AN OUTBREAK of a deadly dog virus in the region has prompted a warning from vets.

Dog owners are being urged to ensure their pets' vaccinations are up to date after the deadly, and highly contagious, Parvovirus broke out in the Redcar area.

There have also been cases confirmed in Darlington and Bishop Auckland in recent weeks.

Clinic director and vet Katherine Claxton, from White Cross Vets in Redcar, said: "There were more cases this summer than we have seen in ten years.

"The prolonged hot weather helped spread the virus, which mainly exists within the dog poo of infected dogs and is normally washed away into the earth when it rains, causing no harm.

"Without rain, the virus remains on the ground and is more likely to infect other dogs, especially because it can survive outside the body for many months."

Even with wetter weather recently, there have been several cases confirmed.

Ms Claxton said: "We want to warn dog owners to be vigilant for the symptoms as it can take up to a fortnight for dogs to display them after being exposed to the virus.

"All dog owners in the area therefore need to be aware of this outbreak, which is one of the most contagious and dangerous disease that dogs face, and can often kill within a few days."

She said the deadly disease attacks the intestine and white blood cells, and when young dogs are affected it can damage the heart muscles and cause lifelong cardiac problems."

Symptoms include diarrhoea, severe vomiting, loss of appetite or weight loss, dehydration, bloody faeces, a high temperature and lethargy.

Dog owners can avoid the disease by keeping up to date to vaccinations.

Most of the cases seen locally are young dogs who have fallen behind with injections or puppies not fully vaccinated although it can happen in older dogs whose injections are not up to date.

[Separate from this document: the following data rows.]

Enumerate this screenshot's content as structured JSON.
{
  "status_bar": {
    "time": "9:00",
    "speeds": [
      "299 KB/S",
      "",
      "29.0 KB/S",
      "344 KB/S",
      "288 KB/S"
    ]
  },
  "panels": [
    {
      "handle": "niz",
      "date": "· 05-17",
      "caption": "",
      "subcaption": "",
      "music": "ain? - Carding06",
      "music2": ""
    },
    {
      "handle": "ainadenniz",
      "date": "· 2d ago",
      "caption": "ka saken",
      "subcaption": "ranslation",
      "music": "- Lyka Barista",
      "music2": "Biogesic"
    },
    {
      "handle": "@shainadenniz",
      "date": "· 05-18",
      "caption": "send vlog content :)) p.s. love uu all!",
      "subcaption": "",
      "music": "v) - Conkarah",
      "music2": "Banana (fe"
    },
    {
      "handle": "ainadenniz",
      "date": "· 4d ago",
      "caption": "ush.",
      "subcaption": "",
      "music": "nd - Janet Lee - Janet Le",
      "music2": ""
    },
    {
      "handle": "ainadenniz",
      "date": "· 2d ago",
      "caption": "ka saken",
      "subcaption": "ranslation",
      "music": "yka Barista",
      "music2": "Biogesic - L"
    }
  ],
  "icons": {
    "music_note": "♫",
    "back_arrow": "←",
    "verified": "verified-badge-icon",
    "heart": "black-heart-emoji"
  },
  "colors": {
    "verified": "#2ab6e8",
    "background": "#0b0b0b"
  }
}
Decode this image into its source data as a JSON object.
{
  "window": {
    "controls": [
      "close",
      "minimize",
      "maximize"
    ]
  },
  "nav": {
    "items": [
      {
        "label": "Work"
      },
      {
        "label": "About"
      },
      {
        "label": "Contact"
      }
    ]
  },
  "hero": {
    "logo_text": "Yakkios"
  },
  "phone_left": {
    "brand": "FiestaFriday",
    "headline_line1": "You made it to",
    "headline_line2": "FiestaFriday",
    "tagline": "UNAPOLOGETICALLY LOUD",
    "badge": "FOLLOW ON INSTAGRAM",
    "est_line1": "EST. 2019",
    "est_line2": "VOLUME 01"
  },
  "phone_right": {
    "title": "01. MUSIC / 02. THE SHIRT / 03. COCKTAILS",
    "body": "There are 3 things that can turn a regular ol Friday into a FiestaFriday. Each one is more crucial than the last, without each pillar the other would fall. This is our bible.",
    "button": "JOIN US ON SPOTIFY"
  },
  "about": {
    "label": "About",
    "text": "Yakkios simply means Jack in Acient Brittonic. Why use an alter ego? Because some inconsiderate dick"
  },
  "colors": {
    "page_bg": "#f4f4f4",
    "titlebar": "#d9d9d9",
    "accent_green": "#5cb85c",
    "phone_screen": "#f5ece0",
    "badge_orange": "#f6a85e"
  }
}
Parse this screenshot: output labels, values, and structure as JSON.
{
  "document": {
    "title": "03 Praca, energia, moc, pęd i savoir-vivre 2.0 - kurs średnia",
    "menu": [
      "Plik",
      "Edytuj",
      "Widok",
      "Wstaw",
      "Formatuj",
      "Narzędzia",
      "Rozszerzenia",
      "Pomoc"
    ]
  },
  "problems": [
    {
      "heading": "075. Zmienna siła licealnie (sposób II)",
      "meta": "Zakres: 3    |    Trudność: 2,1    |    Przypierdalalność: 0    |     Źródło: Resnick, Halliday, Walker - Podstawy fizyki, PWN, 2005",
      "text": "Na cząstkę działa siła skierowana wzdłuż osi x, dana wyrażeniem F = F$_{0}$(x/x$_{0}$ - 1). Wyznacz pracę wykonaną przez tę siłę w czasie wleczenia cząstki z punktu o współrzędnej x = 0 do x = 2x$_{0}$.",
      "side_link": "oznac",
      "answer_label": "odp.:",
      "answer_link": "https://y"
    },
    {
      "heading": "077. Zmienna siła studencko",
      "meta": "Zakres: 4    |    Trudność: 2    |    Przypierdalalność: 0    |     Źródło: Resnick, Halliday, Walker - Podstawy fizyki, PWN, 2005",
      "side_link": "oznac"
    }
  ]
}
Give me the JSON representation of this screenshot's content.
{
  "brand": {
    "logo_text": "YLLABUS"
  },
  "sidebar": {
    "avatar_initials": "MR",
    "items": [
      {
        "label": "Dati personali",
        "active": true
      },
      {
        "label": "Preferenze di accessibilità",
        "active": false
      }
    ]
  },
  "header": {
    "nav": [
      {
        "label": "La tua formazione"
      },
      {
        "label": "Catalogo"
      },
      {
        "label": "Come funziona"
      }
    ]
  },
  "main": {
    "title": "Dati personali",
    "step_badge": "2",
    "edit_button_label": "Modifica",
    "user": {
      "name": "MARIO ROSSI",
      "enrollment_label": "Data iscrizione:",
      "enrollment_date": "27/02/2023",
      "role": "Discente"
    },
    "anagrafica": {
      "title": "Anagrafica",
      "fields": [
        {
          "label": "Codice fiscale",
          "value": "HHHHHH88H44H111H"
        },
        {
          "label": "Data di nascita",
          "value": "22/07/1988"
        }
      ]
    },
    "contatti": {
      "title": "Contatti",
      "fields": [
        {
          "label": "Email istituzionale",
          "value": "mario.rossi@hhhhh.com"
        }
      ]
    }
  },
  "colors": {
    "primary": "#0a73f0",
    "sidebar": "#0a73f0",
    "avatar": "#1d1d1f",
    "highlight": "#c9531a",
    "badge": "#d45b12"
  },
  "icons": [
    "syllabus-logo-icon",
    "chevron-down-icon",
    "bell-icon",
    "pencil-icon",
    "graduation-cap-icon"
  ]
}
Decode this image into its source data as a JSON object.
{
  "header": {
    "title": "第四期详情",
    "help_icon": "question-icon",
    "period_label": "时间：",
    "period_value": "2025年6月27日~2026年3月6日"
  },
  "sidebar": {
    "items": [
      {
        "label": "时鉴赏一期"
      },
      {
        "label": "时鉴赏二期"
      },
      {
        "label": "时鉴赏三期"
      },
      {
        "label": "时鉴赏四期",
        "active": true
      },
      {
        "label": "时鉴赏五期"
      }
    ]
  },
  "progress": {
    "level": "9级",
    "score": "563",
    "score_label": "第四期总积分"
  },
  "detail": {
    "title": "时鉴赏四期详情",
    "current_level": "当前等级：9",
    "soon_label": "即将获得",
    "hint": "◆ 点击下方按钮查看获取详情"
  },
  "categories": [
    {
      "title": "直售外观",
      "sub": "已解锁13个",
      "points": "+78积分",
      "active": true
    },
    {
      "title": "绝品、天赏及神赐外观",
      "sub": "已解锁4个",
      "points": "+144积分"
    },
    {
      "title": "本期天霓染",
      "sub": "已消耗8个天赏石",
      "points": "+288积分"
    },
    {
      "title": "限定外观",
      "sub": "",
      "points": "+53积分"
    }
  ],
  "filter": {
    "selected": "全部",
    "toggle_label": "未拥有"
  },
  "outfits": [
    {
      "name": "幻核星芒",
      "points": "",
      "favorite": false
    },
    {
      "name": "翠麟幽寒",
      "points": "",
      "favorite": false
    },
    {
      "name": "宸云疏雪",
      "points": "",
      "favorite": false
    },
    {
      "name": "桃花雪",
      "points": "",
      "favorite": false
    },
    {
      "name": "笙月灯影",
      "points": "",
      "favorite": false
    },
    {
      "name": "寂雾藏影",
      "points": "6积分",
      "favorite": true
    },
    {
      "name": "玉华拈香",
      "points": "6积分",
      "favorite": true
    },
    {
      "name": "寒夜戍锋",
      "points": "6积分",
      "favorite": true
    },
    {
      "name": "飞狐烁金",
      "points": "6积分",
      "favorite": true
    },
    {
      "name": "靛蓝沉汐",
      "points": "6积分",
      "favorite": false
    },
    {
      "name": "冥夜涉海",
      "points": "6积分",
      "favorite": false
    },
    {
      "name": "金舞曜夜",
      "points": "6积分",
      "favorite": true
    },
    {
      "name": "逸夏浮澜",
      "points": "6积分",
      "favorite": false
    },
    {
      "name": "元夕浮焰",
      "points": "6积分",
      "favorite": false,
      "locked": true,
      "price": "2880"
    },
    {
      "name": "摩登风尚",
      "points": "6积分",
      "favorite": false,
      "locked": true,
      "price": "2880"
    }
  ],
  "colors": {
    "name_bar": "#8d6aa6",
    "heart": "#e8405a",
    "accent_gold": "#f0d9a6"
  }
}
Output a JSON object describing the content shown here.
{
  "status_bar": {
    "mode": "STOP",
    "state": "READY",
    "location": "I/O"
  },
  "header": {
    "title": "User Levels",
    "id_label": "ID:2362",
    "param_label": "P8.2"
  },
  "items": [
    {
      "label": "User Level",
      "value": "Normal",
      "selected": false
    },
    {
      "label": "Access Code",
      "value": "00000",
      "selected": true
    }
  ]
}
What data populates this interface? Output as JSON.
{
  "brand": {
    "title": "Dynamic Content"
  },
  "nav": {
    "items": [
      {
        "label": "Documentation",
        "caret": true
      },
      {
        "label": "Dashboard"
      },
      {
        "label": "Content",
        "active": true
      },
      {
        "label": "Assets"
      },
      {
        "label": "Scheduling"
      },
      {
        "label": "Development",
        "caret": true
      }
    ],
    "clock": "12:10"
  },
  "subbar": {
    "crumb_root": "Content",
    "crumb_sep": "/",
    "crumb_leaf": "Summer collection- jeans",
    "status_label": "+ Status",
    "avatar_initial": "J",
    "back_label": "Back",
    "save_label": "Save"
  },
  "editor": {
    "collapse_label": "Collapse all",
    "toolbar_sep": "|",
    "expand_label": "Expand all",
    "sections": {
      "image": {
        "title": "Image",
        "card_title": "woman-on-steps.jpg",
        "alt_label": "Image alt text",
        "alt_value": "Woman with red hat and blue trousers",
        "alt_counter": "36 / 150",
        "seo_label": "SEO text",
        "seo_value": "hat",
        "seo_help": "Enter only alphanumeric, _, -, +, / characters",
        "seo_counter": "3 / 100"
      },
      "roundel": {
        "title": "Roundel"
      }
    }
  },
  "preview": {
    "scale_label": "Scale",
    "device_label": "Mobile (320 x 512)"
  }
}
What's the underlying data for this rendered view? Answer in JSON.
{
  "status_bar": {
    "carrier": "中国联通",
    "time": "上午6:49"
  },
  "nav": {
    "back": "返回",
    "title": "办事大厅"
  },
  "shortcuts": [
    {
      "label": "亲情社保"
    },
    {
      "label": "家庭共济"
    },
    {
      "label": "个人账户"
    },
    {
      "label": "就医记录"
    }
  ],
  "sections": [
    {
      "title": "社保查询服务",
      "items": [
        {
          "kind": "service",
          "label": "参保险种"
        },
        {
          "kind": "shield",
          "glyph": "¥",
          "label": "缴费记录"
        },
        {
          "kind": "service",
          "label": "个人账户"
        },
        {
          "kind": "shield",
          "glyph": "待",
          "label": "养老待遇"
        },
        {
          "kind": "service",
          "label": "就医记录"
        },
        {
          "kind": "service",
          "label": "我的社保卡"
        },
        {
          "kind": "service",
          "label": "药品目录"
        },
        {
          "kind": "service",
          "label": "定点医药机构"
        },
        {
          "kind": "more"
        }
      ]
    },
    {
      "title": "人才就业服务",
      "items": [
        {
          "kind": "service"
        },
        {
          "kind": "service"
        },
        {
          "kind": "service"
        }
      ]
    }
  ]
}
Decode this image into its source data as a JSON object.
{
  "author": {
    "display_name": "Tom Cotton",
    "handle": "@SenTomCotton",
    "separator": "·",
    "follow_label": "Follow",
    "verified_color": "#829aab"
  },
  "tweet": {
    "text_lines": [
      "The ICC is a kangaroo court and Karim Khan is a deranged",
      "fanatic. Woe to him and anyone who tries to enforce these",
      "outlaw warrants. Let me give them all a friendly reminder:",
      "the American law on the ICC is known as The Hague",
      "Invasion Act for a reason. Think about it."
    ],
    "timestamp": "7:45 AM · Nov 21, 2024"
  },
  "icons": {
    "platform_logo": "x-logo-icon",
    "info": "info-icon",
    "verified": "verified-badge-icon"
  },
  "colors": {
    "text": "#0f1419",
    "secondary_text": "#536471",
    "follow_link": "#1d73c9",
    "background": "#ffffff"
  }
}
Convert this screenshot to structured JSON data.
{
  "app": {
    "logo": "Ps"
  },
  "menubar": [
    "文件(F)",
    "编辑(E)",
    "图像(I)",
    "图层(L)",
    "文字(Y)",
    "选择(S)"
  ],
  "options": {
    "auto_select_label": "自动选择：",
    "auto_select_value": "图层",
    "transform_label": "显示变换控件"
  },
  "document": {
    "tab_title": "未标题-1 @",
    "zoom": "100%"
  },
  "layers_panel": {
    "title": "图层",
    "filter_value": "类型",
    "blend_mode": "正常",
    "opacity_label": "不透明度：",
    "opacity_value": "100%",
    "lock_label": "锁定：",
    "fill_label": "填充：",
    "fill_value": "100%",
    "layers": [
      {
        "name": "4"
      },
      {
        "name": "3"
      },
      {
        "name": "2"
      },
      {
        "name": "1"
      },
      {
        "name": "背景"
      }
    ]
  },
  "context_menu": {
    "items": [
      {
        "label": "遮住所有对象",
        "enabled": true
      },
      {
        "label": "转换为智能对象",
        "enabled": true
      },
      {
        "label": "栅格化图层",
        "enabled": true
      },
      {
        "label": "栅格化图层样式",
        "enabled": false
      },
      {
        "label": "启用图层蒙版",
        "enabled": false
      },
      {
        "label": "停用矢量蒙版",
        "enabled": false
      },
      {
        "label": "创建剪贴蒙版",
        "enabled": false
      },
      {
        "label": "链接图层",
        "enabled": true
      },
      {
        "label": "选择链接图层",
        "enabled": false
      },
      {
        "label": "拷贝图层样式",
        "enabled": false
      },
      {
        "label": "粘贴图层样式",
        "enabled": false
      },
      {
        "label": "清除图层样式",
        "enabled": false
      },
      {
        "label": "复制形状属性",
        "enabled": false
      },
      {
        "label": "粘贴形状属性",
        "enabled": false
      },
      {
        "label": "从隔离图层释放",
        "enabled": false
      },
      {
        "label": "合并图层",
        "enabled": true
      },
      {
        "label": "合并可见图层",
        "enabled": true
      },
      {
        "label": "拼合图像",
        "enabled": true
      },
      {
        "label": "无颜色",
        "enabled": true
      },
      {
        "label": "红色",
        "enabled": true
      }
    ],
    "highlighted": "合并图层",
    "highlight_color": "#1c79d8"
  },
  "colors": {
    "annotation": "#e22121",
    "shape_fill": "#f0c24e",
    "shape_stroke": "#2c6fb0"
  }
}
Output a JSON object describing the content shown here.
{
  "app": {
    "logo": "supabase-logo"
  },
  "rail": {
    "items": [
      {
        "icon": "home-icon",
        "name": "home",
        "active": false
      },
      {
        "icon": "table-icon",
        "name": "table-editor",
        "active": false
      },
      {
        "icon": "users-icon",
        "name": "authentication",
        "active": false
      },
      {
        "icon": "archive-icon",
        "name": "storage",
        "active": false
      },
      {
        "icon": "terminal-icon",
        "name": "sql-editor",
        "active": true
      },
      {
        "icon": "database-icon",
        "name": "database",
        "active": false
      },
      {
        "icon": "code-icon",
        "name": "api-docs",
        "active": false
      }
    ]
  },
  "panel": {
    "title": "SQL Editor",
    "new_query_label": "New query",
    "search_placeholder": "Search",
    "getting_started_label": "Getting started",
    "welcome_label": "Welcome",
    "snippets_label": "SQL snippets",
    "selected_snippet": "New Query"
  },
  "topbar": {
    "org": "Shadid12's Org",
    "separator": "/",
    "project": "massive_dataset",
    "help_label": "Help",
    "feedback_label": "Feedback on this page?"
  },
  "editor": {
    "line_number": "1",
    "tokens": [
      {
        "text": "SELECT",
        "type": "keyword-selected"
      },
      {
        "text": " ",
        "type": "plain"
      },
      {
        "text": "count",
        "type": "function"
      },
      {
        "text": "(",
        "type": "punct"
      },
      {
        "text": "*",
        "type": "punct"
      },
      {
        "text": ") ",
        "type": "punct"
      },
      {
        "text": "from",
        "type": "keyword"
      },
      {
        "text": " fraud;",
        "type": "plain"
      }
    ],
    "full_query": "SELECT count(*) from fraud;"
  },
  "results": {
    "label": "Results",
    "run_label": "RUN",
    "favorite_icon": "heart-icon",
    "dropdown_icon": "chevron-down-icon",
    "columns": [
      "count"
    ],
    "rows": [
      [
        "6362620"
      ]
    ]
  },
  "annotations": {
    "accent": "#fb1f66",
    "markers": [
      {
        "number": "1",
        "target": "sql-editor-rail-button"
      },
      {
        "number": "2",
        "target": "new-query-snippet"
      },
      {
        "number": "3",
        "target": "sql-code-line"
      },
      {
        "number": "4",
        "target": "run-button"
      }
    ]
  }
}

Why Do We Vaccinate Dogs?
Vaccinations protect against infectious diseases which can be fatal.
Vaccinations protect your dog against:
1. Parvovirus
A highly contagious virus spread through contact with infected faeces. The virus can also live on shoes, clothes and floors for many months. Symptoms include vomiting, severe bloody diarrhoea and lethargy. Parvovirus can be fatal in up to 90 per cent of cases. Puppies are especially susceptible.
2. Canine distemper
A contagious virus spread through saliva, blood, or urine. Initial symptoms include red, watery eyes, nasal discharge and fever. Later symptoms include lethargy, coughing, vomiting, diarrhoea and seizures. It can also cause hardening of the footpads and nose. It is fatal in up to 50 per cent of cases. 
3. Leptospirosis
A bacterial infection spread through infected rat urine and contaminated water. Symptoms include fever, muscle tremors, vomiting, diarrhoea, increased thirst, jaundice and breathing difficulties. In severe cases dogs can develop kidney damage and liver failure. It can be fatal even with the best treatment.
4. Infectious Canine Hepatitis
A viral disease spread through urine, saliva, blood, faeces and nasal discharges. Symptoms include fever, lethargy, vomiting, coughing, diarrhoea and abdominal pain. In severe cases the disease can cause jaundice and liver failure, and can result in seizures and coma. Even with the best treatment severe cases of infectious canine hepatitis can be fatal.

Optional additional vaccinations are also available for Parainfluenza and Kennel Cough which cause upper respiratory tract disease.
Puppies can start their vaccinations from 6-8 weeks old with a second vaccination 2-4 weeks later. Pups should not mix with other, potentially unvaccinated dogs until their primary vaccine course is complete. 
Booster vaccination are required for distemper, parvovirus and infectious hepatitis every 3 years and for leptospirosis every year.